What Is the Middle Market?
The middle market is the segment of American businesses with annual revenues roughly in the range of $10 million to $1 billion, although some definitions set a higher top on the range. There are about 200,000 such firms, most of them privately owned or closely held, and their annual revenues combined total more than $10 trillion.
Middle market companies are responsible for about 30 million jobs and comprise about one-third of the annual $30 trillion in U.S. private-sector gross receipts.
That makes the middle market a powerhouse of the U.S. economy, though many individual companies within the sector are little known to the general public.
Understanding the Middle Market
The middle market is a critical sector of the American economy and an important engine of job creation, accounting for the majority of new U.S. jobs since 2008.
- Middle market businesses are too big to be called small businesses and too small to be big businesses. Nevertheless, they are a powerhouse of the U.S. economy.

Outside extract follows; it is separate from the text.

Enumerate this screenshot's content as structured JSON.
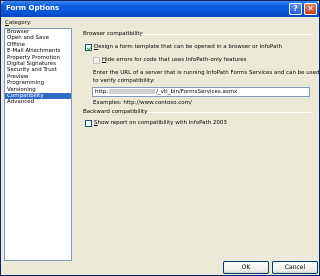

- About 30 million Americans are employed by middle-market companies, and their numbers are expected to grow.
- Businesses in this sector tend to be service-oriented and may be relatively unknown outside their industries.
It was particularly strong in 2019. In mid-2019, 77% of businesses in the sector reported increased revenues year over year, and 41% expected to hire additional employees in the next 12 months, according to a report from the National Center for the Middle Market.
Companies in this sector are heavily concentrated in service-oriented activities, including business services, health services, and educational services. A significant number of firms that fall under the middle market umbrella are engaged in retail or wholesale trade, construction activity, and manufacturing.
Defining the Middle Market
There is no universally accepted definition of the middle market. Traditionally, annual revenues were the key differentiator. However, some analysts prefer to define the middle market by asset levels or numbers of employees.
The percentage of middle-market companies that reported increased revenue in the year ending in mid-2019.
The lack of clear delineation results in many gray areas when any attempt is made to group businesses by the classic three-level approach that includes small business, middle-market business, and big business.
Challenges for the Middle Market
The interests of middle-market business may be relatively underrepresented in policy and economic debates, locally and internationally.
Big businesses are usually publically-traded companies. They report financial information extensively and employ lobbyists to represent their interests. Small businesses have associations that represent their interests. The middle market, by comparison, is more amorphous and less transparent. They are low-profile, and their products and services are generally recognized only by their customers.
Middle Market Lenders
Relative to big, public companies, middle-market businesses also have a tougher time raising capital, and their costs of debt are often higher. Although middle-market lenders including boutique investment and commercial banks aggressively compete for the business of the middle market, larger businesses enjoy the advantage of economies of scale.
Many theories explain why this is the case but it often boils down to the added transaction costs banks undertake for due diligence and marketing activities when they cater to the middle market.